Although he called the Police, their response was that it was a civil matter and that he would have to contact his solicitor to get the issue settled!
This was a clear case of property fraud.
What is property fraud?
Property fraud is when criminals sell or mortgage your home usually by stealing your identity without your knowledge. There are different types of property fraud which will be explained further here.
Sadly, cases of property fraud are on the increase because criminals can impersonate anyone in a property transaction including owners, buyers, lenders, or conveyancers.
In Mike Hall’s case, criminals used fake ID to commit title fraud on his property.
What are the types of property fraud?
Fraudsters can sell someone’s property by impersonating them or taking their ID.
They often target:
- Sole owners, especially of unmortgaged properties
- Absent owners like landlords
- Those who have died
- Those who are living overseas
- Those in hospital long-term
- People living in a care home
Criminals may use false ID to pretend to be a buyer and make an offer, then withdraw before exchanging.
They can then use the information used during the process to commit title fraud (see below) on the owner of the property. Or, they may choose to continue with the transaction and take money raised from the lender.
Title fraud and registration fraud
This is where a criminal steals the property owner’s ID and changes the property title from the owner’s name to theirs.
They may use a Land Registry application to do this by registering a forged transfer or mortgage (registration fraud).
The fraudster can then apply for loans based on the true owner’s equity and collateral.
Fortunately, the Land Registry’s register is protected by the state so that if you have been damaged by an error in the register you are likely to be repaid out of public funds.
Criminals may submit forged discharges i.e. a formal recognition that a mortgage has been paid off.
Alarm bells should sound if the source of the discharge is not regulated by the Financial Conduct Authority (FCA), one where the lender itself does not authorise the discharge.
Always check that conveyancers are correctly registered because a criminal can pretend to be a conveyancer or someone acting for an authorised firm.
They do this by using fake letterheads or email addresses by changing a single letter or symbol from the firm’s real address which can not always be spotted.
How do people commit property fraud scams?

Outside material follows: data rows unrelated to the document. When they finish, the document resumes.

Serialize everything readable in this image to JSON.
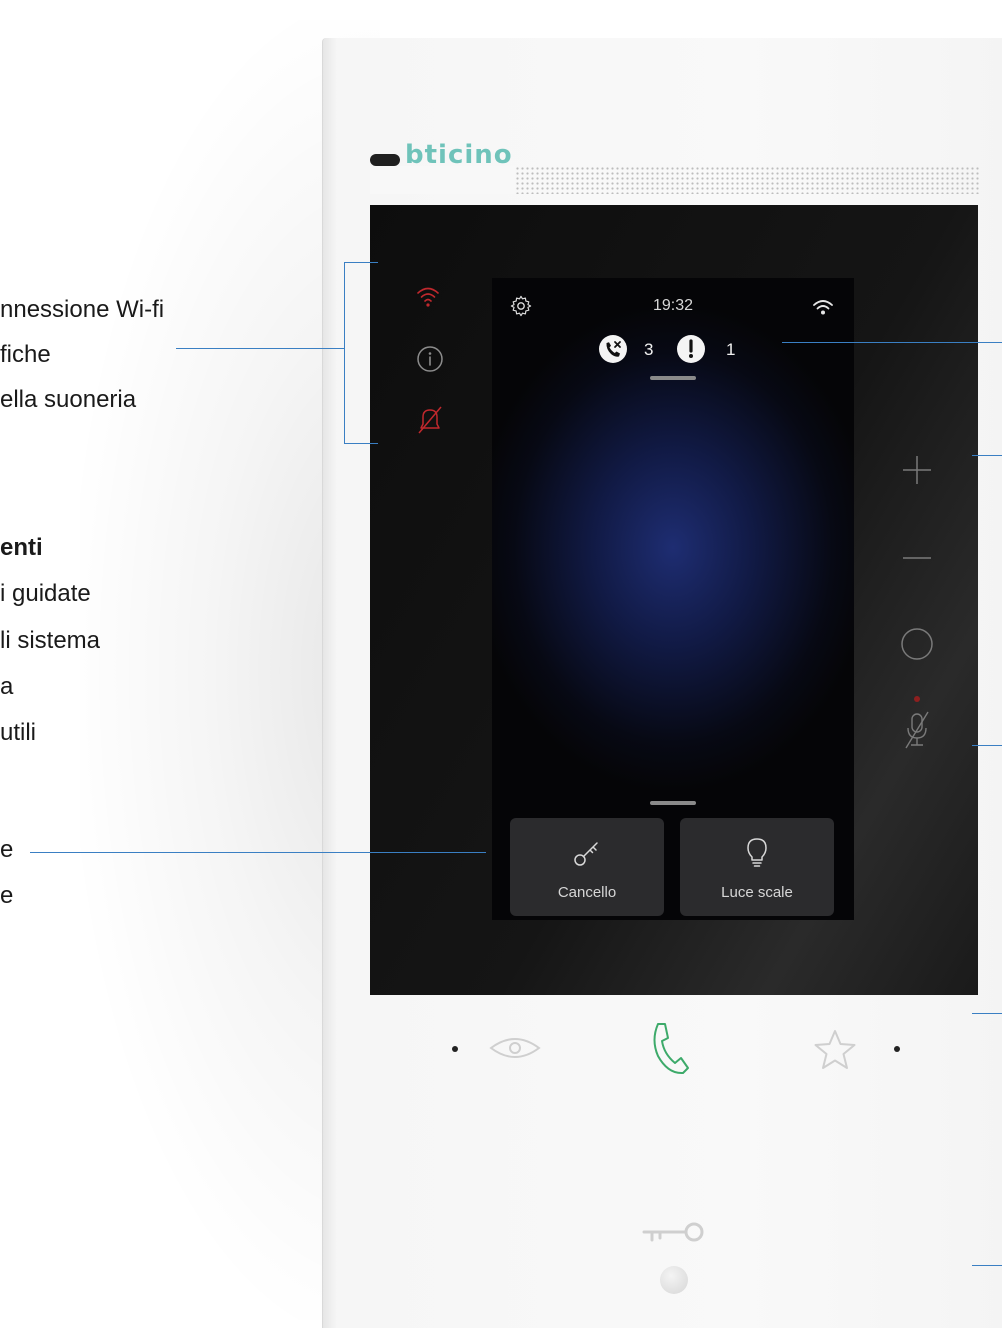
{
  "annotations": {
    "left": [
      "nnessione Wi-fi",
      "fiche",
      "ella suoneria",
      "enti",
      "i guidate",
      "li sistema",
      "a",
      "utili",
      "e",
      "e"
    ]
  },
  "device": {
    "brand": "bticino",
    "status_bar": {
      "time": "19:32",
      "missed_calls": "3",
      "alerts": "1"
    },
    "tiles": [
      {
        "label": "Cancello",
        "icon": "key-icon"
      },
      {
        "label": "Luce scale",
        "icon": "lightbulb-icon"
      }
    ],
    "side_indicators": [
      "wifi-icon",
      "info-icon",
      "bell-muted-icon"
    ],
    "side_buttons": [
      "plus-icon",
      "minus-icon",
      "circle-button-icon",
      "mic-muted-icon"
    ],
    "bottom_buttons": [
      "eye-icon",
      "phone-icon",
      "star-icon",
      "door-key-icon"
    ]
  },
  "colors": {
    "indicator_red": "#c0282d",
    "accent_green": "#3daa6a",
    "leader_blue": "#3a7fc3",
    "brand_teal": "#6fc3ba"
  }
}
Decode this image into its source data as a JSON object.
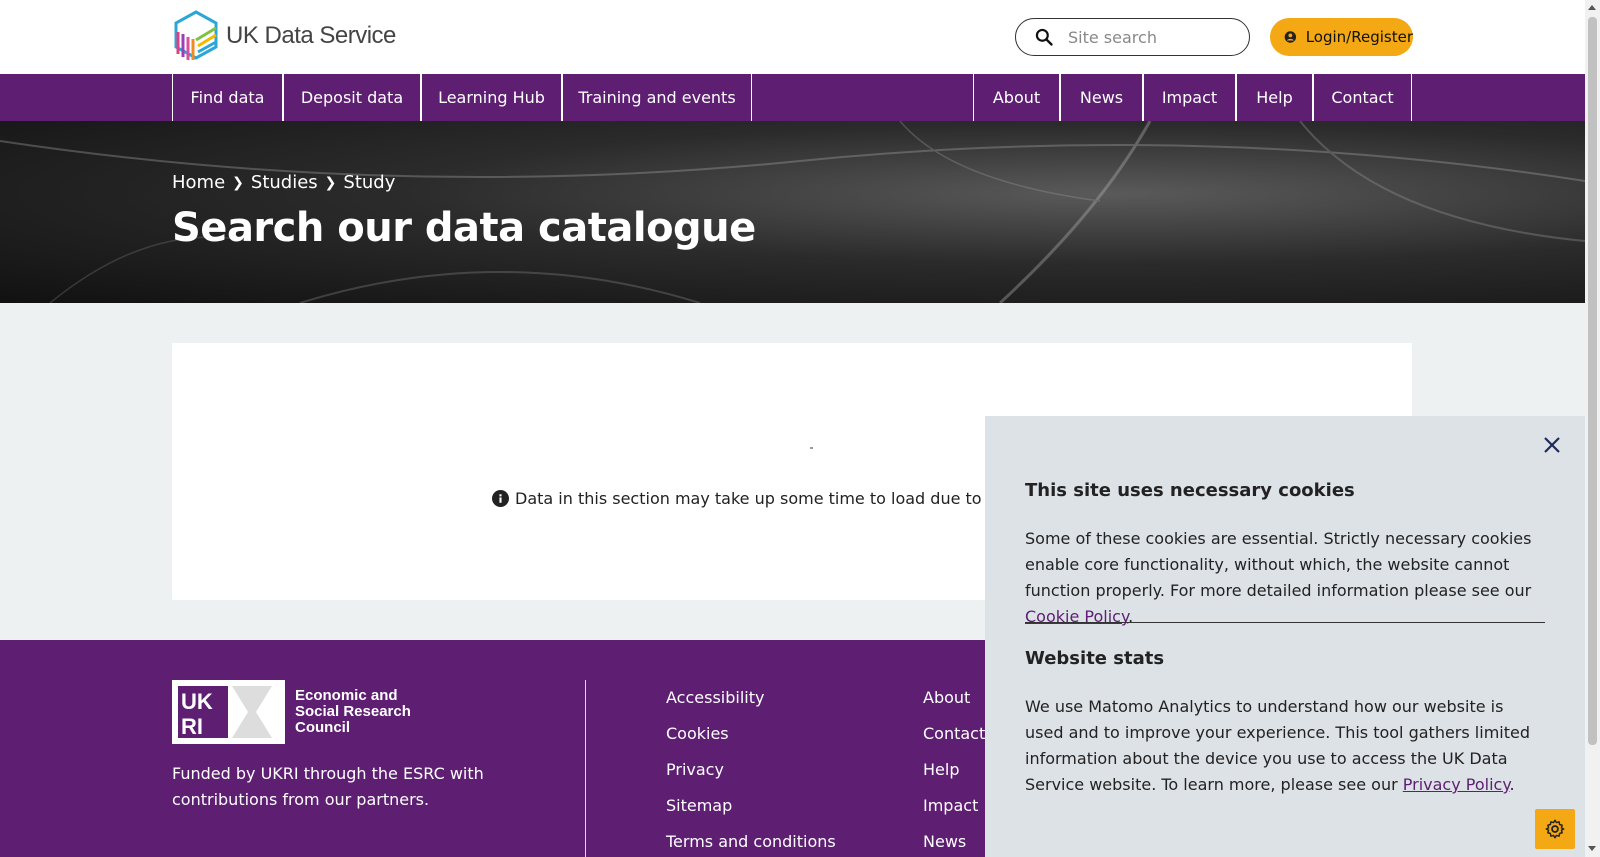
{
  "header": {
    "logo_text": "UK Data Service",
    "search_placeholder": "Site search",
    "login_label": "Login/Register"
  },
  "nav": {
    "left": [
      {
        "label": "Find data"
      },
      {
        "label": "Deposit data"
      },
      {
        "label": "Learning Hub"
      },
      {
        "label": "Training and events"
      }
    ],
    "right": [
      {
        "label": "About"
      },
      {
        "label": "News"
      },
      {
        "label": "Impact"
      },
      {
        "label": "Help"
      },
      {
        "label": "Contact"
      }
    ]
  },
  "breadcrumb": {
    "items": [
      {
        "label": "Home"
      },
      {
        "label": "Studies"
      },
      {
        "label": "Study"
      }
    ]
  },
  "hero": {
    "title": "Search our data catalogue"
  },
  "main": {
    "notice": "Data in this section may take up some time to load due to the"
  },
  "footer": {
    "esrc_logo_text": "Economic and Social Research Council",
    "funded_text": "Funded by UKRI through the ESRC with contributions from our partners.",
    "col1": [
      {
        "label": "Accessibility"
      },
      {
        "label": "Cookies"
      },
      {
        "label": "Privacy"
      },
      {
        "label": "Sitemap"
      },
      {
        "label": "Terms and conditions"
      }
    ],
    "col2": [
      {
        "label": "About"
      },
      {
        "label": "Contact"
      },
      {
        "label": "Help"
      },
      {
        "label": "Impact"
      },
      {
        "label": "News"
      }
    ]
  },
  "cookie_panel": {
    "necessary_title": "This site uses necessary cookies",
    "necessary_text": "Some of these cookies are essential. Strictly necessary cookies enable core functionality, without which, the website cannot function properly. For more detailed information please see our",
    "cookie_policy_link": "Cookie Policy",
    "stats_title": "Website stats",
    "stats_text": "We use Matomo Analytics to understand how our website is used and to improve your experience. This tool gathers limited information about the device you use to access the UK Data Service website. To learn more, please see our",
    "privacy_policy_link": "Privacy Policy"
  },
  "colors": {
    "brand_purple": "#5e1e72",
    "accent_yellow": "#f4a814",
    "cookie_panel_bg": "#dde2e6"
  },
  "icons": {
    "search": "search-icon",
    "user": "user-circle-icon",
    "close": "close-icon",
    "info": "info-icon",
    "settings": "gear-icon"
  }
}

There are a number of “red flags” to indicate the possibility that property fraud is about to occur.
Namely, the alleged “seller” does not live at the property and they rely only on utility bills as evidence that they live at a certain address.

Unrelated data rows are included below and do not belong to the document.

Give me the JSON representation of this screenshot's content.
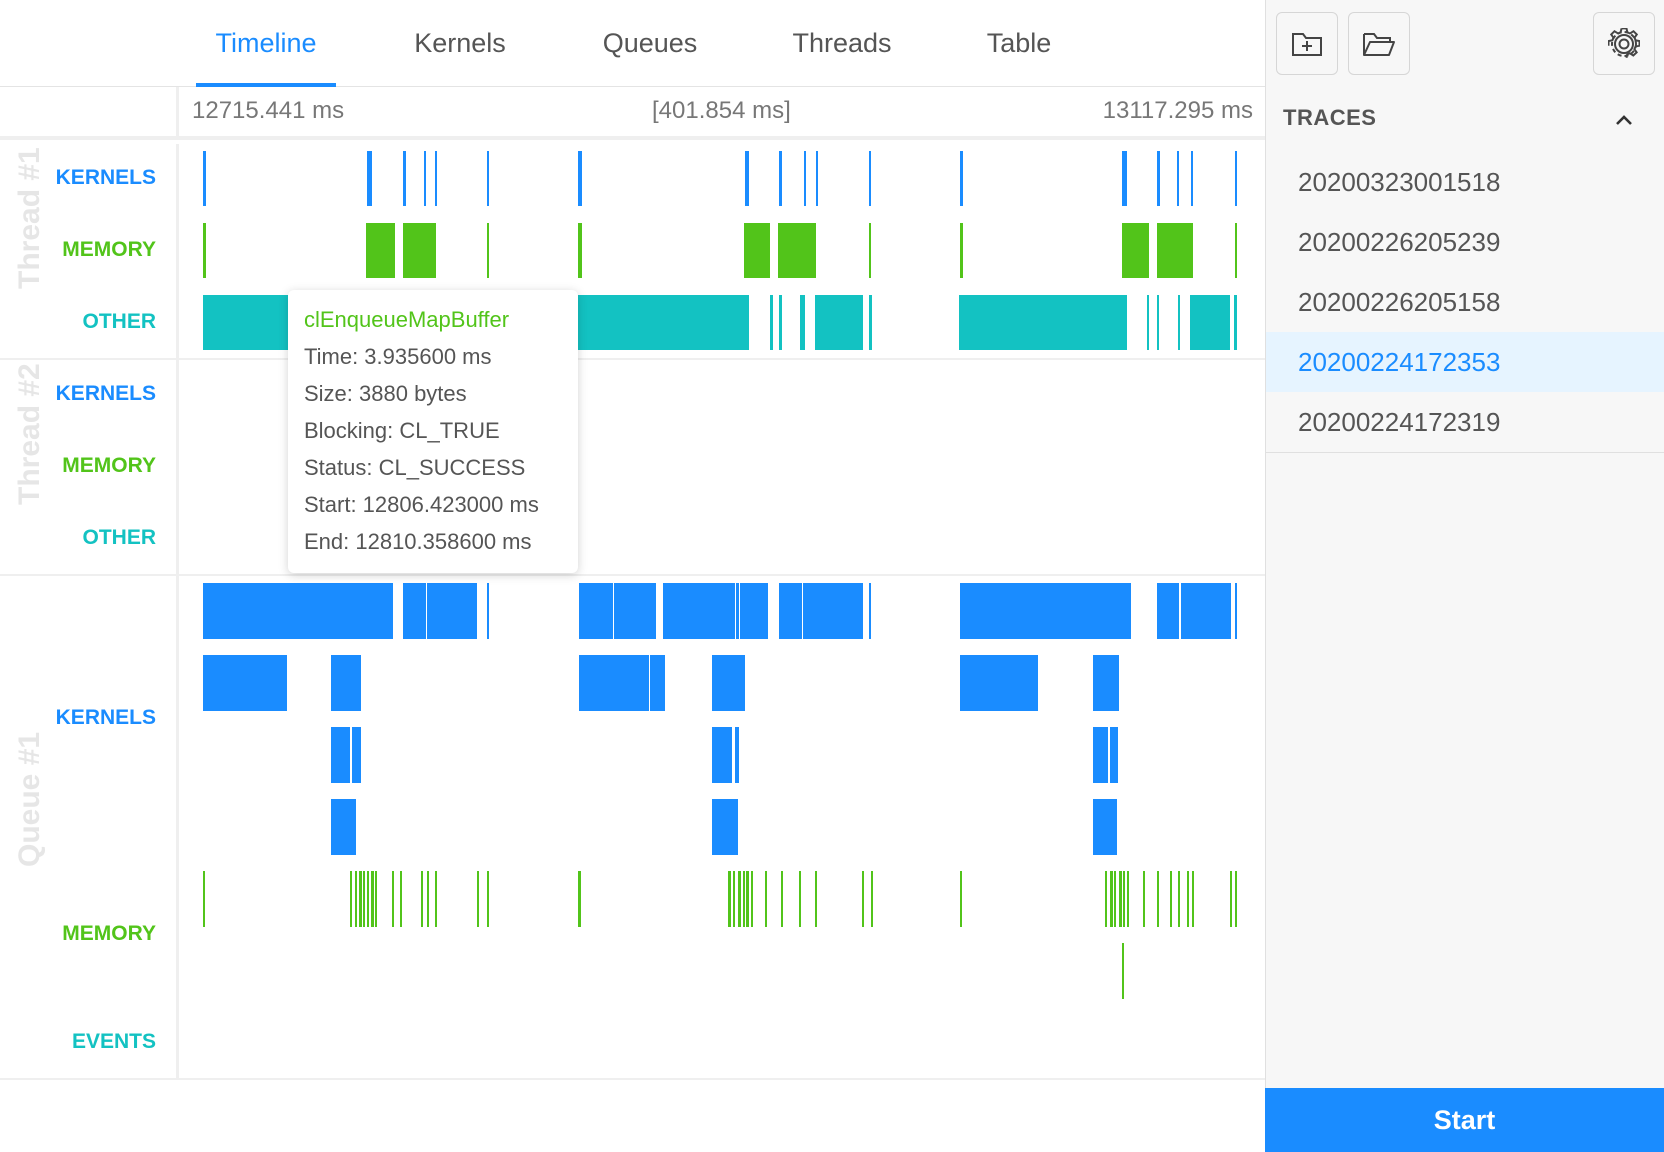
{
  "tabs": [
    {
      "label": "Timeline",
      "active": true
    },
    {
      "label": "Kernels",
      "active": false
    },
    {
      "label": "Queues",
      "active": false
    },
    {
      "label": "Threads",
      "active": false
    },
    {
      "label": "Table",
      "active": false
    }
  ],
  "ruler": {
    "start": "12715.441 ms",
    "span": "[401.854 ms]",
    "end": "13117.295 ms"
  },
  "groups": [
    {
      "title": "Thread #1",
      "lanes": [
        "KERNELS",
        "MEMORY",
        "OTHER"
      ]
    },
    {
      "title": "Thread #2",
      "lanes": [
        "KERNELS",
        "MEMORY",
        "OTHER"
      ]
    },
    {
      "title": "Queue #1",
      "lanes": [
        "KERNELS",
        "MEMORY",
        "EVENTS"
      ]
    }
  ],
  "colors": {
    "kernels": "#1a8cff",
    "memory": "#52c41a",
    "other": "#13c2c2",
    "accent": "#1a8cff"
  },
  "tooltip": {
    "title": "clEnqueueMapBuffer",
    "time": "Time: 3.935600 ms",
    "size": "Size: 3880 bytes",
    "blocking": "Blocking: CL_TRUE",
    "status": "Status: CL_SUCCESS",
    "start": "Start: 12806.423000 ms",
    "end": "End: 12810.358600 ms"
  },
  "sidebar": {
    "toolbar": {
      "new_icon": "folder-plus-icon",
      "open_icon": "folder-open-icon",
      "settings_icon": "gear-icon"
    },
    "traces_title": "TRACES",
    "traces": [
      {
        "label": "20200323001518",
        "selected": false
      },
      {
        "label": "20200226205239",
        "selected": false
      },
      {
        "label": "20200226205158",
        "selected": false
      },
      {
        "label": "20200224172353",
        "selected": true
      },
      {
        "label": "20200224172319",
        "selected": false
      }
    ],
    "start_label": "Start"
  }
}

Also, they only provide a telephone number or email address as their main contact details.
They give information that is different from that on the electoral register or make changes to their client details during the selling process including amending their bank account details that any funds will be paid into.

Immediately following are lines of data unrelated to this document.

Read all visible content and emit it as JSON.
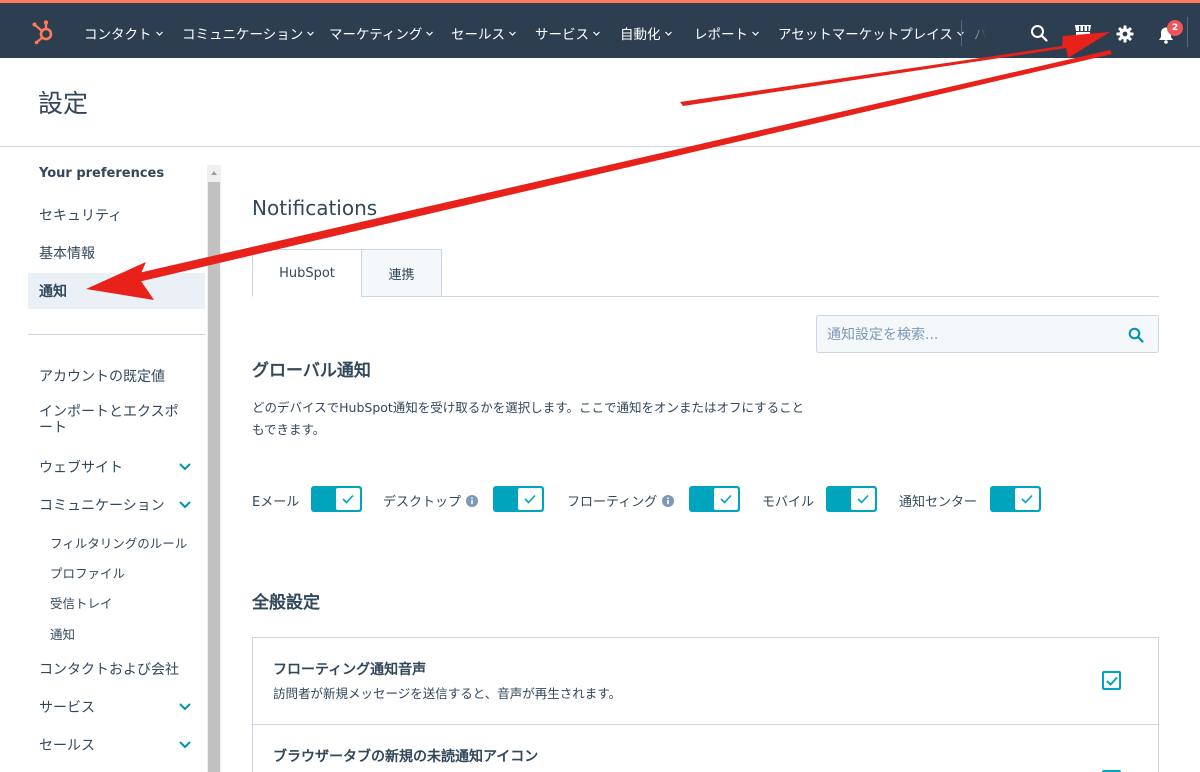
{
  "topnav": {
    "items": [
      {
        "label": "コンタクト",
        "has_menu": true
      },
      {
        "label": "コミュニケーション",
        "has_menu": true
      },
      {
        "label": "マーケティング",
        "has_menu": true
      },
      {
        "label": "セールス",
        "has_menu": true
      },
      {
        "label": "サービス",
        "has_menu": true
      },
      {
        "label": "自動化",
        "has_menu": true
      },
      {
        "label": "レポート",
        "has_menu": true
      },
      {
        "label": "アセットマーケットプレイス",
        "has_menu": true
      },
      {
        "label": "パート",
        "has_menu": false
      }
    ],
    "icons": [
      "hubspot-logo-icon",
      "search-icon",
      "marketplace-icon",
      "gear-icon",
      "bell-icon"
    ],
    "notification_count": "2"
  },
  "header": {
    "title": "設定"
  },
  "sidebar": {
    "heading": "Your preferences",
    "preferences": [
      {
        "label": "セキュリティ"
      },
      {
        "label": "基本情報"
      },
      {
        "label": "通知",
        "active": true
      }
    ],
    "account": [
      {
        "label": "アカウントの既定値"
      },
      {
        "label": "インポートとエクスポート"
      },
      {
        "label": "ウェブサイト",
        "expandable": true
      },
      {
        "label": "コミュニケーション",
        "expandable": true
      },
      {
        "label": "コンタクトおよび会社"
      },
      {
        "label": "サービス",
        "expandable": true
      },
      {
        "label": "セールス",
        "expandable": true
      }
    ],
    "communication_subitems": [
      {
        "label": "フィルタリングのルール"
      },
      {
        "label": "プロファイル"
      },
      {
        "label": "受信トレイ"
      },
      {
        "label": "通知"
      }
    ]
  },
  "main": {
    "title": "Notifications",
    "tabs": [
      {
        "label": "HubSpot",
        "active": true
      },
      {
        "label": "連携",
        "active": false
      }
    ],
    "search": {
      "placeholder": "通知設定を検索...",
      "value": ""
    },
    "global": {
      "heading": "グローバル通知",
      "description": "どのデバイスでHubSpot通知を受け取るかを選択します。ここで通知をオンまたはオフにすることもできます。",
      "toggles": [
        {
          "label": "Eメール",
          "on": true,
          "info": false
        },
        {
          "label": "デスクトップ",
          "on": true,
          "info": true
        },
        {
          "label": "フローティング",
          "on": true,
          "info": true
        },
        {
          "label": "モバイル",
          "on": true,
          "info": false
        },
        {
          "label": "通知センター",
          "on": true,
          "info": false
        }
      ]
    },
    "general": {
      "heading": "全般設定",
      "settings": [
        {
          "title": "フローティング通知音声",
          "description": "訪問者が新規メッセージを送信すると、音声が再生されます。",
          "checked": true
        },
        {
          "title": "ブラウザータブの新規の未読通知アイコン",
          "description": "",
          "checked": true
        }
      ]
    }
  },
  "colors": {
    "nav_bg": "#2d3e50",
    "accent": "#00a4bd",
    "annotation_arrow": "#e8221a",
    "active_bg": "#eaf0f6",
    "badge": "#f2545b"
  }
}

Other signs that property fraud may be committed are if the property has been owned for a long period of time but the person selling it appears younger than you would expect.
Often the fraudster is reluctant to answer questions or asks their solicitor to write to a different address even though they are the supposed owner-occupier.
They may also want to speed up the conveyancing process without giving a plausible reason to do so or list the property lower than the market value to get a fast sale.
How to avoid property fraud
By using false or stolen ID, criminals can attempt to sell or apply for a mortgage.
In 2020 alone, the Land Registry ended up paying around £4.5million in compensation to property fraud victims which was the highest figure so far on record.
If your property is in England or Wales you can avoid being one of the many victims by signing up for the free HM Land Registry property monitoring service; especially if you think you could be at risk.
This would involve setting up a Property Alert account and you don’t even have to own the property to get the email alerts, so you could register for a loved one.
If you are not online, you can still use the service by calling the Property Alert team on 0300 006 0478.
You will then have peace of mind that if there is certain activity on any of your monitored properties, you can take immediate action to prevent the fraud from happening.
Another option is to stop HM Land Registry registering a sale or mortgage on your property unless a conveyancer or solicitor certifies that the application was definitely made by you. This is an extra protective measure.
At Ackroyd Legal, we are property litigation experts working with clients across London and the UK.
No matter the situation, we have the skills and expertise to help you reach a favourable solution.
If you would like further information on how we can help you, please do not hesitate to contact us today on 020 3058 3363 or email firstname.lastname@example.org